Exercise prompt ::
Scan the entries line by line and return those with "price".

Available records ::
######
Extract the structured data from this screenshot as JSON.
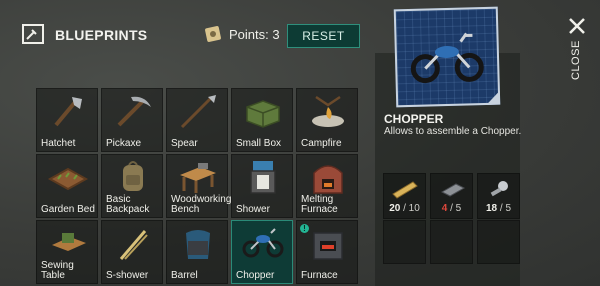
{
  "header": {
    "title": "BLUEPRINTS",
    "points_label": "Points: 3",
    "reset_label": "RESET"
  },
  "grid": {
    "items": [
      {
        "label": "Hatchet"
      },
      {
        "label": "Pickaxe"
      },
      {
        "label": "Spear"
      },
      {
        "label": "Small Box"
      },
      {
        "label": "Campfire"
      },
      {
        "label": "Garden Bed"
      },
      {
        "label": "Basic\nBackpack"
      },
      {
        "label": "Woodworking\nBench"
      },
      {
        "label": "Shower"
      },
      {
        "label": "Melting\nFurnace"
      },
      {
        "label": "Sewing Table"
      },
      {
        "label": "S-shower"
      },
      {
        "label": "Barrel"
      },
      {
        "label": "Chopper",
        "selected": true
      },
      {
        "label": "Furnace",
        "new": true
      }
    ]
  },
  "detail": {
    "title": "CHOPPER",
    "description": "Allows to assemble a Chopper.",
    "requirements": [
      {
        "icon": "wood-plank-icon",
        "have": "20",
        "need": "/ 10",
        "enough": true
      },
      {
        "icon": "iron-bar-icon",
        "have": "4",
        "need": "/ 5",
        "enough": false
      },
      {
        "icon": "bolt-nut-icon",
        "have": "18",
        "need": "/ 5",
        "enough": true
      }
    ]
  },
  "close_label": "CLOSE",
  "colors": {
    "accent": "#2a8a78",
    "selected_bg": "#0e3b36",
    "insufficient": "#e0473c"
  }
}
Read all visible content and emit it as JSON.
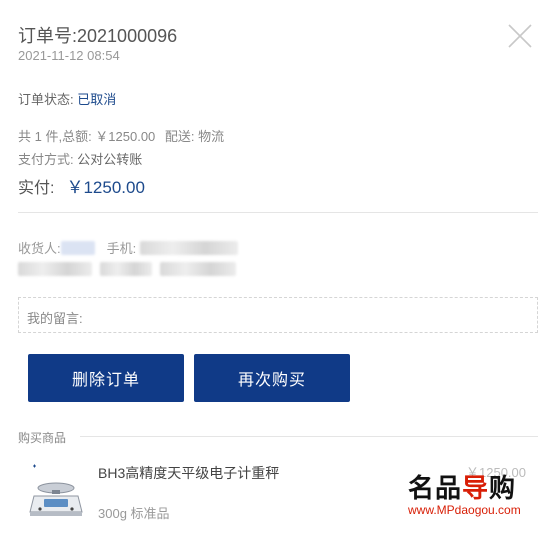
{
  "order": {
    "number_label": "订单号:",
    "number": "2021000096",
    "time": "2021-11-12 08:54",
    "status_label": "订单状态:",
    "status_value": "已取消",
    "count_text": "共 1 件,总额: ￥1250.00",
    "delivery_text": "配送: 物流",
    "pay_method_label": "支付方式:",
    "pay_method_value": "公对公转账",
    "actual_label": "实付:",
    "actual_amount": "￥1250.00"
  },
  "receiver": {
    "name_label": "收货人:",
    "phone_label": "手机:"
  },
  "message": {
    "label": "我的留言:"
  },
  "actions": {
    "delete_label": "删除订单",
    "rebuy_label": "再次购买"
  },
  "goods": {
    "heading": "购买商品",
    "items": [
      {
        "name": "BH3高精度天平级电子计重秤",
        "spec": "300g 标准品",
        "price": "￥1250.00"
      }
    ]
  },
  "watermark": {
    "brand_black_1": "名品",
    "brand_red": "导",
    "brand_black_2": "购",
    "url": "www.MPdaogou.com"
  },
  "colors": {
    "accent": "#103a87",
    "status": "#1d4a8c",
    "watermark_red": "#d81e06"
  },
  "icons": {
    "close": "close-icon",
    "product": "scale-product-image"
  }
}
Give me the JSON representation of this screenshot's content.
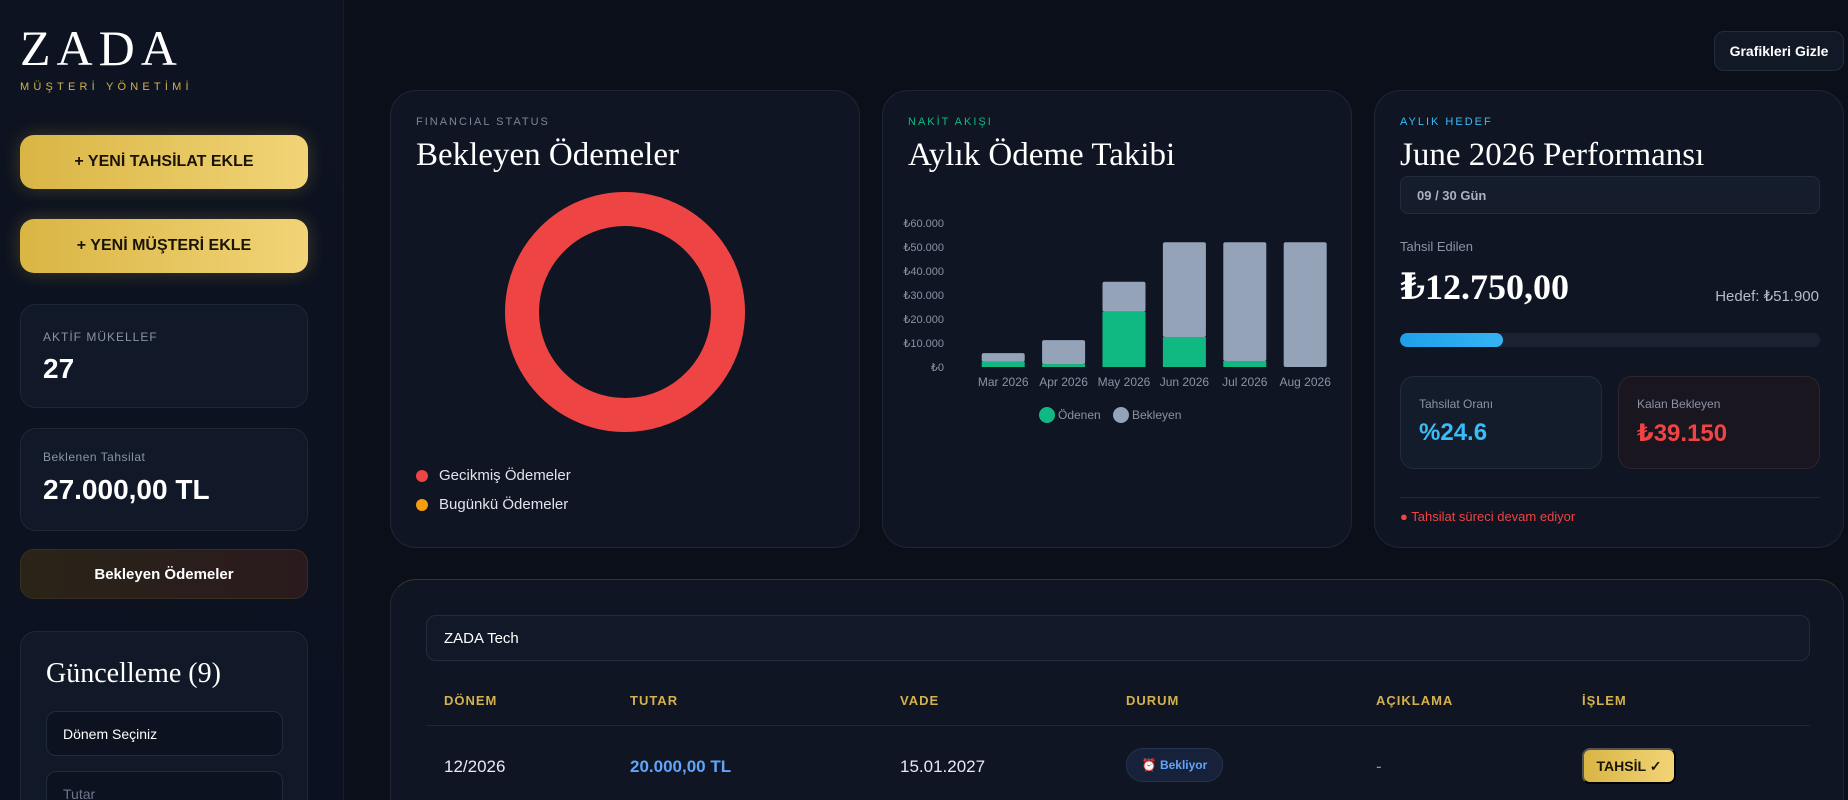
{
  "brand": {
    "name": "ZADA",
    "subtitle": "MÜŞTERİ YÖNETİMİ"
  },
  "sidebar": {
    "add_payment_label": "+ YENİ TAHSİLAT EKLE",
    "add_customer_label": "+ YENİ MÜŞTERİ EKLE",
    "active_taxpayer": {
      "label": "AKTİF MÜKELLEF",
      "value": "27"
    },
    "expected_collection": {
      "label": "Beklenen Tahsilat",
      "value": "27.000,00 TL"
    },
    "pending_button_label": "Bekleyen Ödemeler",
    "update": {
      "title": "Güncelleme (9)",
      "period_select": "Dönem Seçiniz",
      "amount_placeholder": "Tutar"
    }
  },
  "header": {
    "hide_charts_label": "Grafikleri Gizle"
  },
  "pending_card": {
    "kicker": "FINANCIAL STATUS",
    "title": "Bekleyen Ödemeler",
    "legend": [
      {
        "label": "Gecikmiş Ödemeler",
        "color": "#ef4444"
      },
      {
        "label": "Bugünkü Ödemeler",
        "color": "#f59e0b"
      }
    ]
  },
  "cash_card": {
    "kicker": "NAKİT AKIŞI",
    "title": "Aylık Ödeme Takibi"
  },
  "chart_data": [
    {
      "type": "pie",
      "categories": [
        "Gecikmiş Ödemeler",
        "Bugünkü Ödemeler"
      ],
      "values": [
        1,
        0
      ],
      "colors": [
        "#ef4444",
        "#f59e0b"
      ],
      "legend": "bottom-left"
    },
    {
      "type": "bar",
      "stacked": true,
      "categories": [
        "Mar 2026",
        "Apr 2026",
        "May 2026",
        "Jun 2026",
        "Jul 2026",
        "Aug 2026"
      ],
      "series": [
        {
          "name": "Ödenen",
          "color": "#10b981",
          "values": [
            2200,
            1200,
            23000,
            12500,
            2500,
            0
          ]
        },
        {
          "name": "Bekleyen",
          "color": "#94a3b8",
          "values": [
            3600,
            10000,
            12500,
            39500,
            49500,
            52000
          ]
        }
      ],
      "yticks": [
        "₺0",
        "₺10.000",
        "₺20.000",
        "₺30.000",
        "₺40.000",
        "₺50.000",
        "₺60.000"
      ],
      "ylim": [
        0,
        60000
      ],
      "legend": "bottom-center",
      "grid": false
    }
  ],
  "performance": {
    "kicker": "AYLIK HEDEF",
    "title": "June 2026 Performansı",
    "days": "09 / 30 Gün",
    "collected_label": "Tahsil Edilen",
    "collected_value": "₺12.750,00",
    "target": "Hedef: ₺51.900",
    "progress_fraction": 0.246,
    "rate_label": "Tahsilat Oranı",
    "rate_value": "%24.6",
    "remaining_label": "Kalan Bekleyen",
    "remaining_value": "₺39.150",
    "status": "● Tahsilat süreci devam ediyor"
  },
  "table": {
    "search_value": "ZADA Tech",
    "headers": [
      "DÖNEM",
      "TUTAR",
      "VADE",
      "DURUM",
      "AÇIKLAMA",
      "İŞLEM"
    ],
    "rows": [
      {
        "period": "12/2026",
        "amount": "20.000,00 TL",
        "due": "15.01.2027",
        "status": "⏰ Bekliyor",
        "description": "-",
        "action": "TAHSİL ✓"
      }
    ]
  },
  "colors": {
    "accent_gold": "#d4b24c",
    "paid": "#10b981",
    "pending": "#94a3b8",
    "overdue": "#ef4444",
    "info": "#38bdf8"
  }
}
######
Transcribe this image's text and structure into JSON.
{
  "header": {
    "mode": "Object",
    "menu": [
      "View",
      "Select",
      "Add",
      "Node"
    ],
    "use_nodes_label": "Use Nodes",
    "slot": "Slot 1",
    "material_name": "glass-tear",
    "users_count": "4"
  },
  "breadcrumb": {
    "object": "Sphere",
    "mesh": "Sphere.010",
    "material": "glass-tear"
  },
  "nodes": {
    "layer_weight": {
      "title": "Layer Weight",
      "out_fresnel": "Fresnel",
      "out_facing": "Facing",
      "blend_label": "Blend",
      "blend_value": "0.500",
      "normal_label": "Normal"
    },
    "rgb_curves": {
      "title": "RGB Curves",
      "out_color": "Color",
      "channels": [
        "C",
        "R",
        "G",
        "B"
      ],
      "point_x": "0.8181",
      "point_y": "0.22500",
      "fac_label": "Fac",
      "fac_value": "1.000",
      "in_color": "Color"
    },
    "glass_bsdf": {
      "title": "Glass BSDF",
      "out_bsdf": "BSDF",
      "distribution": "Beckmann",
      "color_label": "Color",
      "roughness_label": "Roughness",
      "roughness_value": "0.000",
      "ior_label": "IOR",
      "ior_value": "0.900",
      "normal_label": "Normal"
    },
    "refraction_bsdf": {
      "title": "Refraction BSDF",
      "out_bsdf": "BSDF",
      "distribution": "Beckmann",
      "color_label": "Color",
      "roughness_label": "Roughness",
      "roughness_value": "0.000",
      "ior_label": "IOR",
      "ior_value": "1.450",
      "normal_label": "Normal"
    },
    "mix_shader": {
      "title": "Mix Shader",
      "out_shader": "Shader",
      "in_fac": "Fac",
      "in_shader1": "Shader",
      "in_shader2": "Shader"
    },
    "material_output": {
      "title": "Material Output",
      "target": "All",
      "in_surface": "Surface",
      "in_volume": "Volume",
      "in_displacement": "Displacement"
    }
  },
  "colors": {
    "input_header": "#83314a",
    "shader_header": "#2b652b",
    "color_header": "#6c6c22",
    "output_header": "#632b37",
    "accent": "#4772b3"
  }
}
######
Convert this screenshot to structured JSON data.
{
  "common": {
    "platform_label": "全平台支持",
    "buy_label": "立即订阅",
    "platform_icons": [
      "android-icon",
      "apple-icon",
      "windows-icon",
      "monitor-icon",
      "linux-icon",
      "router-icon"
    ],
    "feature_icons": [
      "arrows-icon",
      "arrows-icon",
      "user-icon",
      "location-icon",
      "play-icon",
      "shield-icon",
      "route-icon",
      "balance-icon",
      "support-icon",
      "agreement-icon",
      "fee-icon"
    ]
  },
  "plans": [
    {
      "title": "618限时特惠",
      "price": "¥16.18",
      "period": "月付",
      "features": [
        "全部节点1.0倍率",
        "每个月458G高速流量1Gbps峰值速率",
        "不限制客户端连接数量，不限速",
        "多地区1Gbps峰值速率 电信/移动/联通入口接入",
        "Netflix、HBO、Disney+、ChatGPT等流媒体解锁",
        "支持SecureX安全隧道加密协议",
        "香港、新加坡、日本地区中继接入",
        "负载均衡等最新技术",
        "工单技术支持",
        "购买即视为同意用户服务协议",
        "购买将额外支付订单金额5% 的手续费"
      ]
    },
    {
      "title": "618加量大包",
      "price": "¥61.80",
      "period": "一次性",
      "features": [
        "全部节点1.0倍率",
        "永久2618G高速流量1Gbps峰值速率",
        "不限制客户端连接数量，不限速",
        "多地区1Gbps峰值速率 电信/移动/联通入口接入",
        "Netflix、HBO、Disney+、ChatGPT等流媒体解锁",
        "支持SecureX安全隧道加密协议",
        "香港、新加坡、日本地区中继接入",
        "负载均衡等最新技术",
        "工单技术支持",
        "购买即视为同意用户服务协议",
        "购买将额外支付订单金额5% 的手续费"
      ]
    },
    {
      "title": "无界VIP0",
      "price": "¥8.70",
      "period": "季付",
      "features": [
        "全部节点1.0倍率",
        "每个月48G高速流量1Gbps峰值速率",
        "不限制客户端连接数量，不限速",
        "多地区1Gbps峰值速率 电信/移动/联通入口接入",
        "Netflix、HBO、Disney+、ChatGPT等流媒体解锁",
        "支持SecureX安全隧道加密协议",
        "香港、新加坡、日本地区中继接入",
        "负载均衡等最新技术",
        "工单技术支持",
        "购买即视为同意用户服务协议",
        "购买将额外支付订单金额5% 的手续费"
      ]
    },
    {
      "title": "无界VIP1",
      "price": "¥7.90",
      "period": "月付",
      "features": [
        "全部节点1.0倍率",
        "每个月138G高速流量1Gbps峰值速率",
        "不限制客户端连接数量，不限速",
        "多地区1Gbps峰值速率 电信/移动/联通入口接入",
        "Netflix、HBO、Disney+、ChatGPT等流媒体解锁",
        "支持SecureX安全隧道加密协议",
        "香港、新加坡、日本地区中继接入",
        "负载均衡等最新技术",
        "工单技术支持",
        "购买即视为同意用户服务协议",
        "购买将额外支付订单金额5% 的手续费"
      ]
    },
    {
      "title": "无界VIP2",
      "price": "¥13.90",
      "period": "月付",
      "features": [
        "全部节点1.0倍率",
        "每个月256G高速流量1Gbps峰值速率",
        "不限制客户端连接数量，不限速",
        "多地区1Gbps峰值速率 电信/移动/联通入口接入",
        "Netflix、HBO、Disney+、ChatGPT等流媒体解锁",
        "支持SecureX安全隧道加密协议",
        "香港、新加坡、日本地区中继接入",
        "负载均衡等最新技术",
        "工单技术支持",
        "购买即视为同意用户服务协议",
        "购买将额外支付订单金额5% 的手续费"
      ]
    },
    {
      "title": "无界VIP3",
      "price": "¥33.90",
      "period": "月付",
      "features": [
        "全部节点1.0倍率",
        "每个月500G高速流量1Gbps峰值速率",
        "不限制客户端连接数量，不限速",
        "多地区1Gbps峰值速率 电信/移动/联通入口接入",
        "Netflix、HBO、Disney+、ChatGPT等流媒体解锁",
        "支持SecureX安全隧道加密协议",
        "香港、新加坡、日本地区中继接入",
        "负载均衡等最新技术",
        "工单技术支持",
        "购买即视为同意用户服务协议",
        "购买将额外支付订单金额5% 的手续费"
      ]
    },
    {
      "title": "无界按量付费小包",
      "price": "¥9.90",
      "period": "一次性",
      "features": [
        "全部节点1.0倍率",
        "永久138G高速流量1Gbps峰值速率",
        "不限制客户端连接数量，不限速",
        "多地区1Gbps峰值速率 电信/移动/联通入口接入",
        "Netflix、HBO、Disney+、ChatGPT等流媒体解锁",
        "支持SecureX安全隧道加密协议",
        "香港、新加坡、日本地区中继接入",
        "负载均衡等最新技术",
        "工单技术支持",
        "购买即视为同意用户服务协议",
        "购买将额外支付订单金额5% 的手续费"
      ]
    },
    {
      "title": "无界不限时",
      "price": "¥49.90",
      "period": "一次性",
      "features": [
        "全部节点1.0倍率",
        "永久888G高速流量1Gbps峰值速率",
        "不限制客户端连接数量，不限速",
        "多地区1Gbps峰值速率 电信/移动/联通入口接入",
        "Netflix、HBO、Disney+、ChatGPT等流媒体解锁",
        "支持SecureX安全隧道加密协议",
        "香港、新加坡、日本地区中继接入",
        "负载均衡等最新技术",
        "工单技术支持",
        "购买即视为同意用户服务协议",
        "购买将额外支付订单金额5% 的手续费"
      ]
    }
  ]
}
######
Solution to this exercise ::
        "price": "￥1250.00"
      "price": "¥16.18",
      "price": "¥61.80",
      "price": "¥8.70",
      "price": "¥7.90",
      "price": "¥13.90",
      "price": "¥33.90",
      "price": "¥9.90",
      "price": "¥49.90",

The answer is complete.